Upcoming Events

October 19-20, 2023

Discourse on the Plague (1347-1600): Authorities, Experience, and Experiments, Conference at The American University of Paris

Co-organized by Brenton Hobart (The American University of Paris) and Véronique Montagne (Université Côte d’Azur)

Medical treatises, historical writings and literary narratives about the plague use a common linguistic register which repeated itself from Antiquity through Renaissance Europe and which persists in today’s popular and scholarly imagination of how we envision epidemic disease – Covid language and plague language are to a large degree one and the same.
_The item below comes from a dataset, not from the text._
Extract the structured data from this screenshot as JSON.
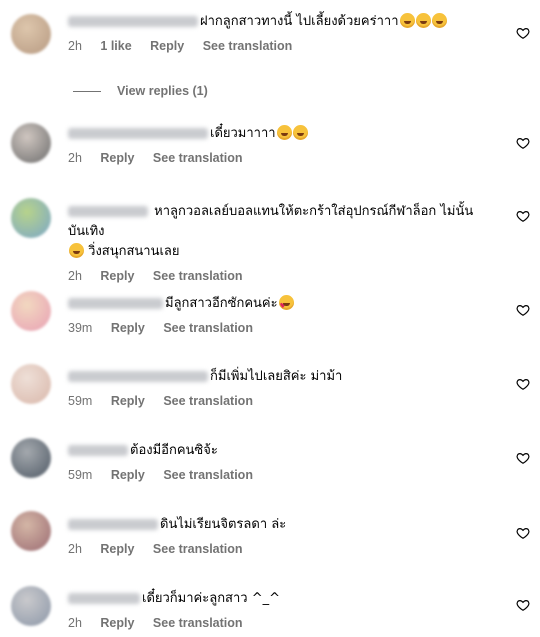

The truth concerning disease is thereby molded, if not skewed, by a preconceived discourse, which the writers of such truth are (or feel) forced to revisit: to prove knowledge of and move beyond past disease; to establish themselves as authoritative; likely, to learn how to transform ineffable horror into the art form that the printed word is. To prove encyclopedic knowledge, medical authorities revisited literary and historical perspectives; literary writers incorporated medical knowledge into their literature. The experiential (I sometimes witness X – factually based) is thus subjugated to the theoretical (I often read Y – rehashed time and again because some long past authority chanced to take note of it).

Discussions throughout this conference will include the relative importance of theory, imitation, experience, and experimentation in treatises on the plague and in literature of the greater Renaissance, while considering them in light of the current global medical crisis. They shall also consider the opposition and exchanges between the humanist tradition and personal inquiry, i.e. the place of ‘he’, ‘she’, ‘one’ and ‘I’ in these writings, together with the implied importance for empirical and subjective approaches, as well as the epistemological consequences of these choices by the authors of the treatises.

Most papers will be given in French. Questions and answers in French or English. 

For more information, contact Brenton Hobart: bhobartataup.edu 

Past events

Wednesday, May 10, 2023: MCGC presented Book in Progress Workshop on Dr. Merten Reglitz’s (U of Birmingham) The Human Right to Free Internet Access.

Wednesday, May 3, 2023: MCGC’s Working Paper Series presented research in progress by AUP scholars Noemie Oxley and Fatima Aziz, with an external discussant to be announced. Imaginaries of contemporary conflicts: engaging with the War in Ukraine on TikTok.

January 25, 2023: Degenerations of Democracy (Harvard UP, 2022), dialogue with the authors, Charles Taylor, Dilip Gaonkar, and Craig Calhoun. Featuring commentaries by American University of Paris professors Stephen Sawyer and Julian Culp, and Ilaria Cozzaglio, Goethe University Frankfurt. The event was co-sponsored by the AUP Center for Critical Democracy and moderated by AUP professor Jayson Harsin.

Spring 2022 Mellon-funded Lecture Series: Comparative Critiques of Post-truth politics and theory (lecture series and edited volume).

Speakers included: Jack Bratich (Rutgers U.); Ergin Bulut (Koc University, Turkey); Katherine Higgins (U Penn); Jinsook Kim (Emory University);  Alison Hearn (U. of Western Ontario); Kaarina Nikunen (U. Tamere), Lee Edwards (LSE), Bilge Yesil (CUNY).

Edited volume forthcoming (summer 2023) from lecture series: Jayson Harsin (ed.) Post-truth and Trust in a Globalized Society: Popular Truth and Consequences. London: Routledge.